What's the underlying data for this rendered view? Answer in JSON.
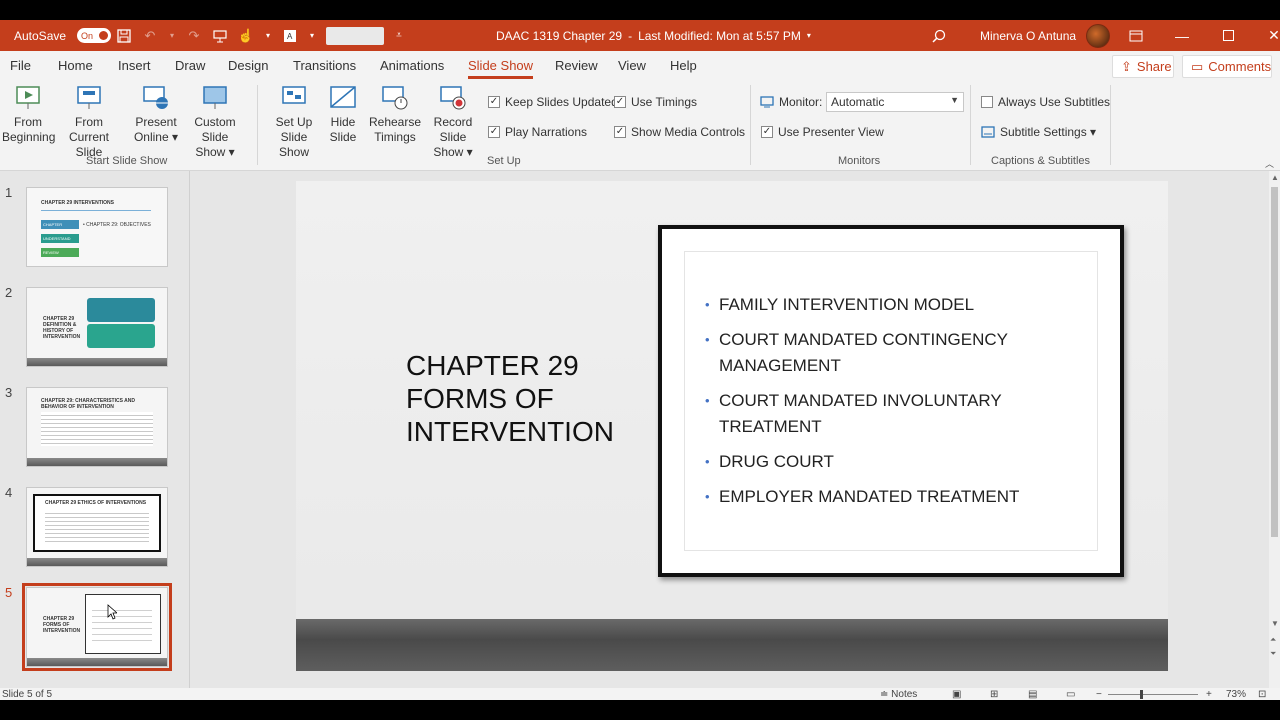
{
  "titlebar": {
    "autosave_label": "AutoSave",
    "autosave_state": "On",
    "document_title": "DAAC 1319 Chapter 29",
    "separator": "-",
    "last_modified": "Last Modified: Mon at 5:57 PM",
    "user_name": "Minerva O Antuna"
  },
  "menu": {
    "items": [
      "File",
      "Home",
      "Insert",
      "Draw",
      "Design",
      "Transitions",
      "Animations",
      "Slide Show",
      "Review",
      "View",
      "Help"
    ],
    "active": "Slide Show",
    "share_label": "Share",
    "comments_label": "Comments"
  },
  "ribbon": {
    "start": {
      "from_beginning": [
        "From",
        "Beginning"
      ],
      "from_current": [
        "From",
        "Current Slide"
      ],
      "present_online": [
        "Present",
        "Online ▾"
      ],
      "custom_show": [
        "Custom Slide",
        "Show ▾"
      ],
      "group_label": "Start Slide Show"
    },
    "setup": {
      "setup_show": [
        "Set Up",
        "Slide Show"
      ],
      "hide_slide": [
        "Hide",
        "Slide"
      ],
      "rehearse": [
        "Rehearse",
        "Timings"
      ],
      "record": [
        "Record Slide",
        "Show ▾"
      ],
      "keep_updated": "Keep Slides Updated",
      "play_narrations": "Play Narrations",
      "use_timings": "Use Timings",
      "show_media": "Show Media Controls",
      "group_label": "Set Up"
    },
    "monitors": {
      "monitor_label": "Monitor:",
      "monitor_value": "Automatic",
      "presenter_view": "Use Presenter View",
      "group_label": "Monitors"
    },
    "captions": {
      "always_subtitles": "Always Use Subtitles",
      "subtitle_settings": "Subtitle Settings ▾",
      "group_label": "Captions & Subtitles"
    }
  },
  "thumbnails": {
    "numbers": [
      "1",
      "2",
      "3",
      "4",
      "5"
    ],
    "selected": 5,
    "t1": {
      "title": "CHAPTER 29   INTERVENTIONS",
      "chips": [
        "CHAPTER",
        "UNDERSTAND",
        "REVIEW"
      ],
      "sub": "• CHAPTER 29: OBJECTIVES"
    },
    "t2": {
      "title": "CHAPTER 29 DEFINITION & HISTORY OF INTERVENTION"
    },
    "t3": {
      "title": "CHAPTER 29: CHARACTERISTICS AND BEHAVIOR OF INTERVENTION"
    },
    "t4": {
      "title": "CHAPTER 29  ETHICS OF INTERVENTIONS"
    },
    "t5": {
      "title": "CHAPTER 29 FORMS OF INTERVENTION"
    }
  },
  "slide": {
    "title": "CHAPTER 29 FORMS OF INTERVENTION",
    "bullets": [
      "FAMILY INTERVENTION MODEL",
      "COURT MANDATED CONTINGENCY MANAGEMENT",
      "COURT MANDATED INVOLUNTARY TREATMENT",
      "DRUG COURT",
      "EMPLOYER MANDATED TREATMENT"
    ]
  },
  "statusbar": {
    "slide_info": "Slide 5 of 5",
    "notes": "Notes",
    "zoom": "73%"
  },
  "colors": {
    "brand": "#c43e1c",
    "bullet": "#4472c4",
    "ribbon_bg": "#f3f3f3"
  }
}
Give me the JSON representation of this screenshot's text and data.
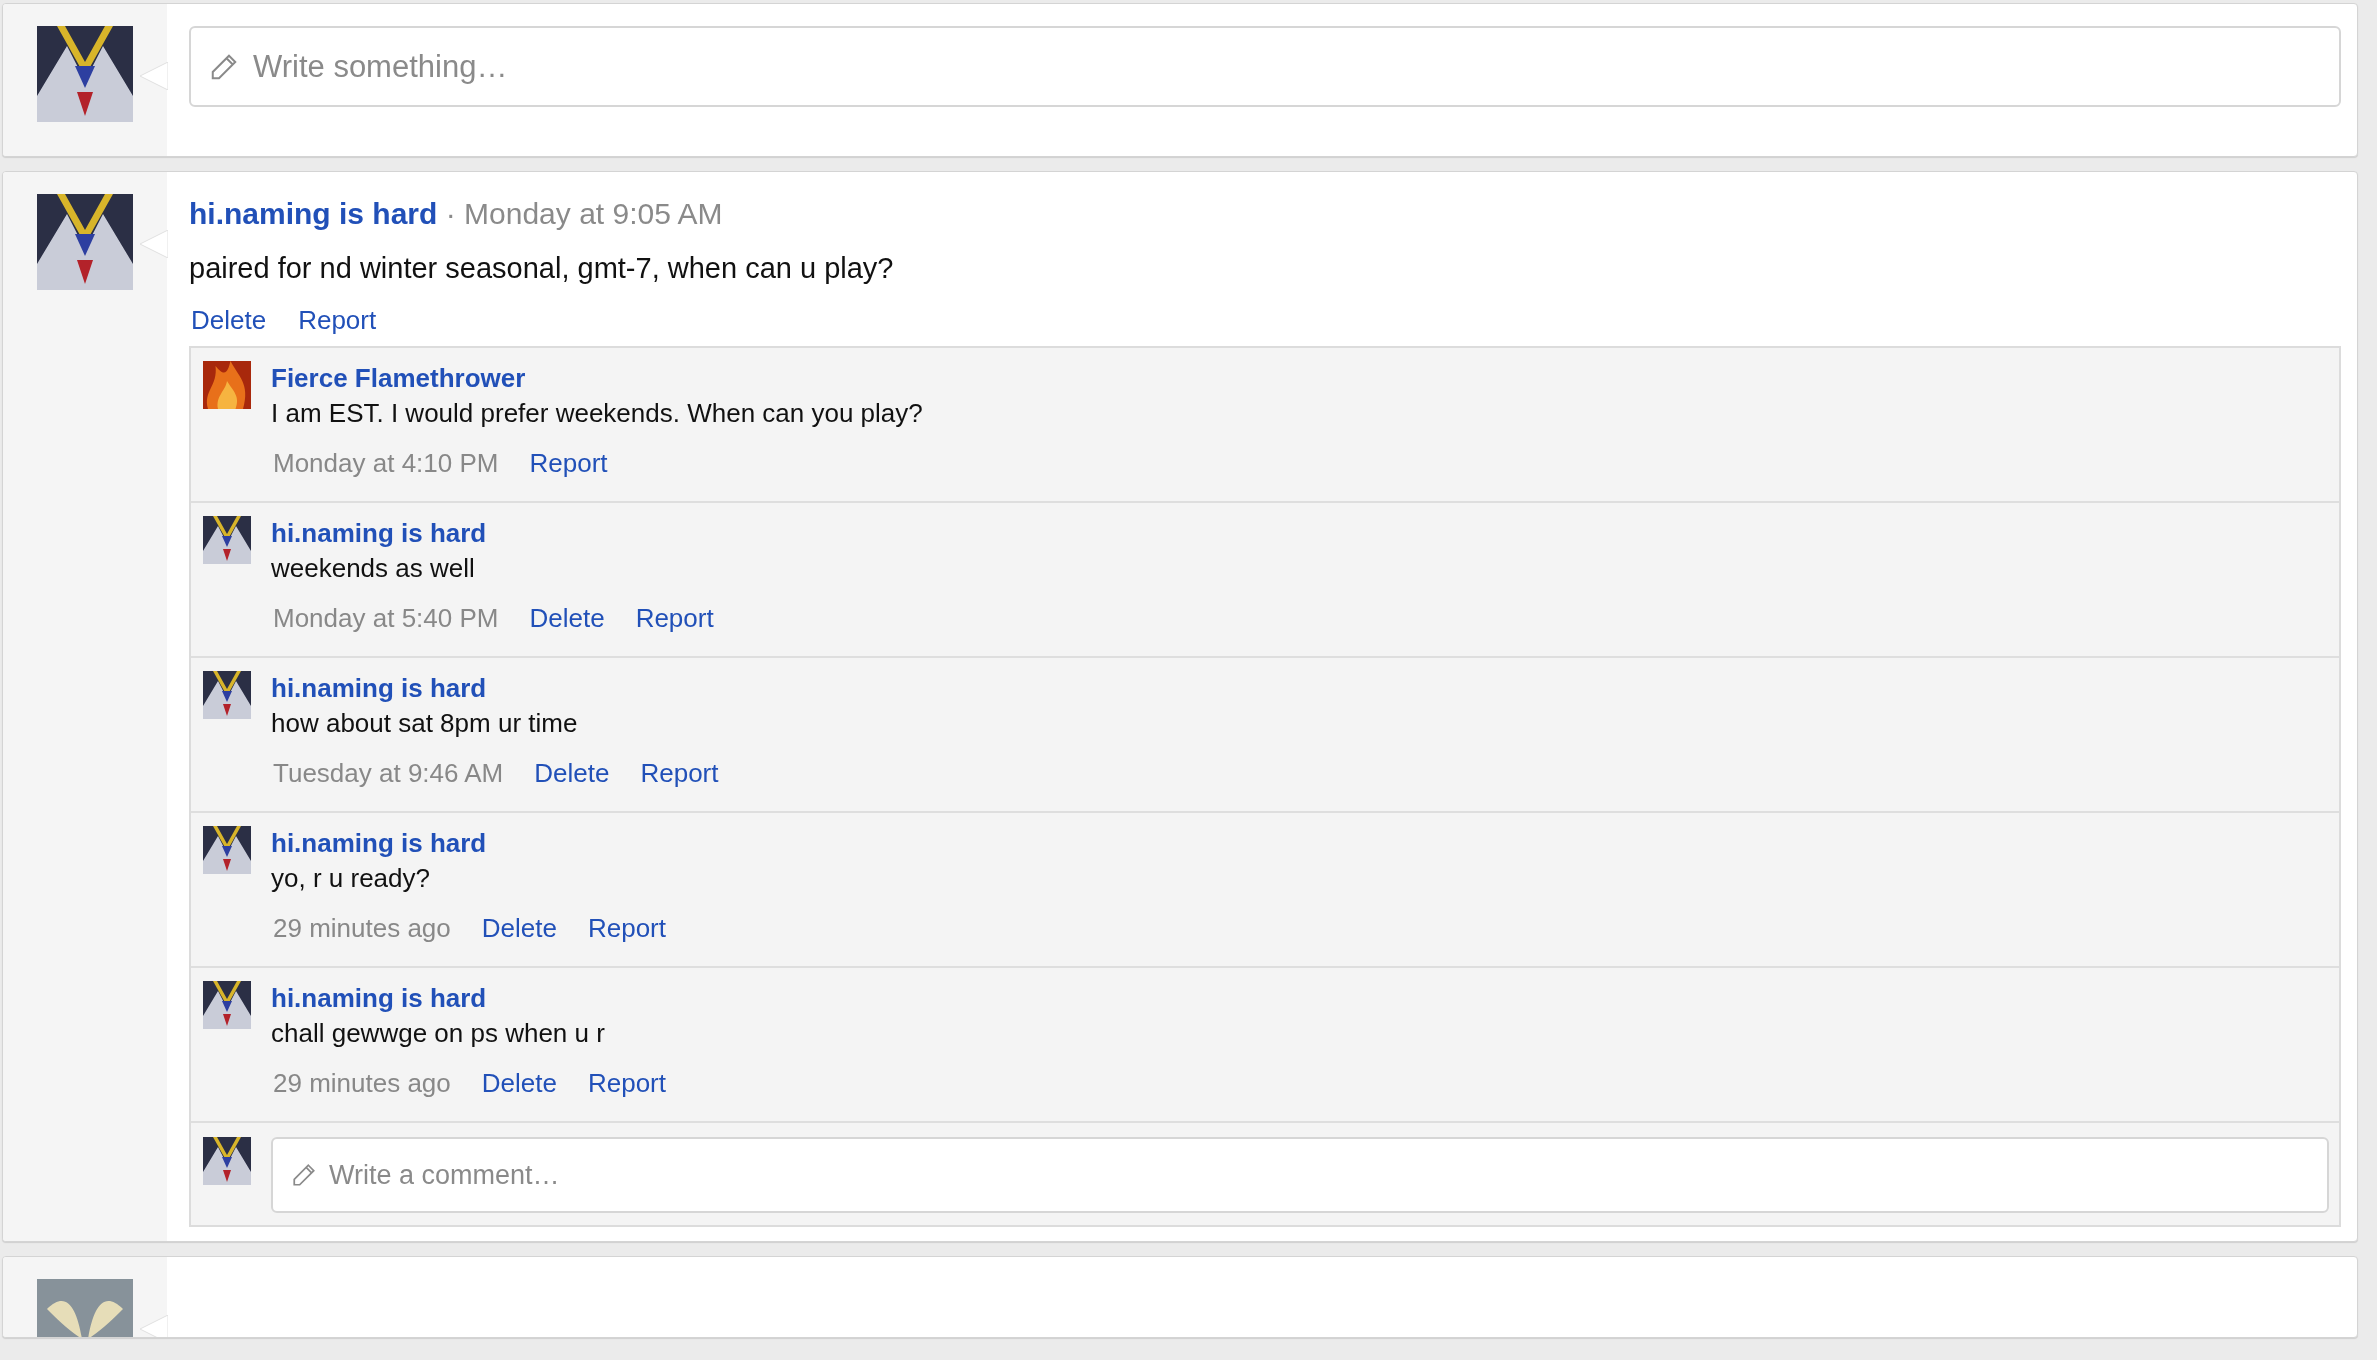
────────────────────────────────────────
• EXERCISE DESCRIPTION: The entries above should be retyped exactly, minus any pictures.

• TASK RESULT:
What's the underlying data for this rendered view? Answer in JSON.
{
  "titlebar": {
    "autosave_label": "AutoSave",
    "autosave_state": "On",
    "document_title": "DAAC 1319 Chapter 29",
    "separator": "-",
    "last_modified": "Last Modified: Mon at 5:57 PM",
    "user_name": "Minerva O Antuna"
  },
  "menu": {
    "items": [
      "File",
      "Home",
      "Insert",
      "Draw",
      "Design",
      "Transitions",
      "Animations",
      "Slide Show",
      "Review",
      "View",
      "Help"
    ],
    "active": "Slide Show",
    "share_label": "Share",
    "comments_label": "Comments"
  },
  "ribbon": {
    "start": {
      "from_beginning": [
        "From",
        "Beginning"
      ],
      "from_current": [
        "From",
        "Current Slide"
      ],
      "present_online": [
        "Present",
        "Online ▾"
      ],
      "custom_show": [
        "Custom Slide",
        "Show ▾"
      ],
      "group_label": "Start Slide Show"
    },
    "setup": {
      "setup_show": [
        "Set Up",
        "Slide Show"
      ],
      "hide_slide": [
        "Hide",
        "Slide"
      ],
      "rehearse": [
        "Rehearse",
        "Timings"
      ],
      "record": [
        "Record Slide",
        "Show ▾"
      ],
      "keep_updated": "Keep Slides Updated",
      "play_narrations": "Play Narrations",
      "use_timings": "Use Timings",
      "show_media": "Show Media Controls",
      "group_label": "Set Up"
    },
    "monitors": {
      "monitor_label": "Monitor:",
      "monitor_value": "Automatic",
      "presenter_view": "Use Presenter View",
      "group_label": "Monitors"
    },
    "captions": {
      "always_subtitles": "Always Use Subtitles",
      "subtitle_settings": "Subtitle Settings ▾",
      "group_label": "Captions & Subtitles"
    }
  },
  "thumbnails": {
    "numbers": [
      "1",
      "2",
      "3",
      "4",
      "5"
    ],
    "selected": 5,
    "t1": {
      "title": "CHAPTER 29   INTERVENTIONS",
      "chips": [
        "CHAPTER",
        "UNDERSTAND",
        "REVIEW"
      ],
      "sub": "• CHAPTER 29: OBJECTIVES"
    },
    "t2": {
      "title": "CHAPTER 29 DEFINITION & HISTORY OF INTERVENTION"
    },
    "t3": {
      "title": "CHAPTER 29: CHARACTERISTICS AND BEHAVIOR OF INTERVENTION"
    },
    "t4": {
      "title": "CHAPTER 29  ETHICS OF INTERVENTIONS"
    },
    "t5": {
      "title": "CHAPTER 29 FORMS OF INTERVENTION"
    }
  },
  "slide": {
    "title": "CHAPTER 29 FORMS OF INTERVENTION",
    "bullets": [
      "FAMILY INTERVENTION MODEL",
      "COURT MANDATED CONTINGENCY MANAGEMENT",
      "COURT MANDATED INVOLUNTARY TREATMENT",
      "DRUG COURT",
      "EMPLOYER MANDATED TREATMENT"
    ]
  },
  "statusbar": {
    "slide_info": "Slide 5 of 5",
    "notes": "Notes",
    "zoom": "73%"
  },
  "colors": {
    "brand": "#c43e1c",
    "bullet": "#4472c4",
    "ribbon_bg": "#f3f3f3"
  }
}
Give me the JSON representation of this screenshot's text and data.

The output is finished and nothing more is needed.